Foreign ingredient clarifies the writing recipe

Had a great meeting with film director Dani Menkin last week. Dani is based in Los Angeles but born and raised in Israel so he has a great perspective on Tel Aviv in the early ’90’s, the setting for my love story screenplay Seeing Maya. We’d spoken before, but this was the first time we met in person, and the conversation really flowed. I had to run him to the airport or we could have easily kept going.

I find when I’m writing there is this wonderful point where something seemingly foreign enters the recipe, whether originating from myself or someone else, that causes me to step back, gain some distance, and bang, the clarity comes.

I commented to Dani that my protagonist, Danny, like most Americans I know who moved to Israel, were escaping something here, as well as being drawn to something there. In other words, the personal is at least as important as the ideological. Usually more so.

Dani accepted this and innocently suggested that Danny should have a very literal reason for escaping the US to Israel, which led to some really funny brainstorming on the spot, which led to an overall reconsideration of humor for Seeing Maya. There were already funny moments, but more humor helps take it further away from the predictable “heavy” of the setting.

It was a great turn in the road, and I am looking forward to implementing into the  screenplay.

We also talked about some of the mechanics of moving this project forward, and I like the path that I see emerging.

 

To the Sundance Screenwriters Lab selection committee

To the Selection Committee,

It’s easy to get opinions on a screenplay; it’s tough to get meaningful engagement. I’ve resisted the contests, because they seem so purely hit-and-miss. I realize I’m really not after being discovered – I’ve discovered myself – but enhancing my craft and drawing together a team around Seeing Maya that will bring this film to fruition. I’m a good writer, good enough to know I’m not a director or a producer (yet). For me, the Lab is an opportunity to learn, and to organically grow this community, while of course, preparing the story more completely for its telling.

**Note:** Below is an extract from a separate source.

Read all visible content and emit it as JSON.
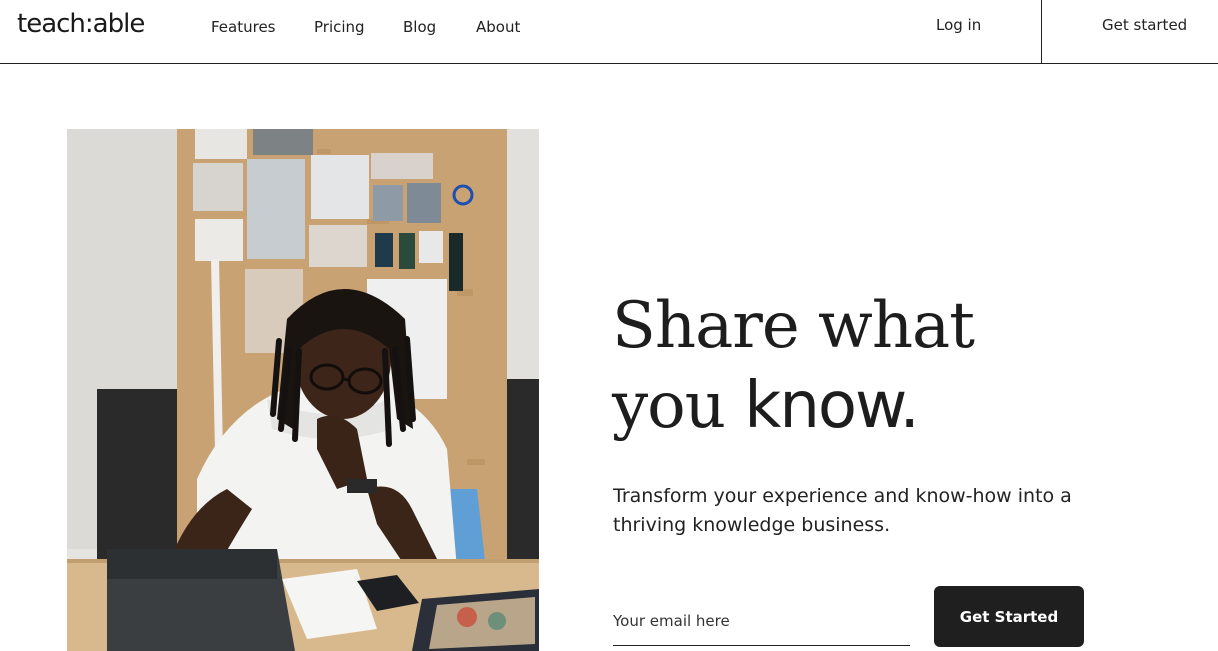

I spent twenty years prevaricating over whether or not I’m an artist. I always thought some external event, some form of recognition, would settle it for me. Now, I know this is an internal experiencing, and that chapter of my life is blessedly closed. I’m not trying to validate those years of struggle, or show the doubters they’re wrong, or reach some personal goal. I am precisely the artist I feel myself to be. The only question is what move to make next and whom to move with?

Which brings me to Sundance and this application. The fact is that Seeing Maya is exactly the kind of work I want to do, and that the type of people who draw to Sundance, if I may generalize, seem to be just the kind of people I want to learn from and work with. So I’m excited about the opportunity.

Opening scene of SEEING MAYA

INT. JERUSALEM RESTAURANT – AFTERNOON

Danny rushes in. Spotting Maya within the bustling lunch crowd, he’s stopped in his tracks.

DANNY VO

I saw her before she saw me, and something made me stop and just watch, how people, especially women, looked at her, not with envy, but with the spontaneity of discovery. And I knew exactly why, even if they didn’t. The pure aliveness that poured through her, like some kind of body-generated light, was plainly visible to me, the way some people see auras. I knew then I had a gift for seeing Maya, which changed both of us, because we both became clear in this seeing, as if without it — though we’d lived that way all our lives until now — we were always somehow blurred. I realized I had something serious to lose in her, and it scared me, and I knew at that moment I needed to either love her from then on, or turn around and leave, and not see her anymore. But before I had time to consider this, she saw me and waved me over.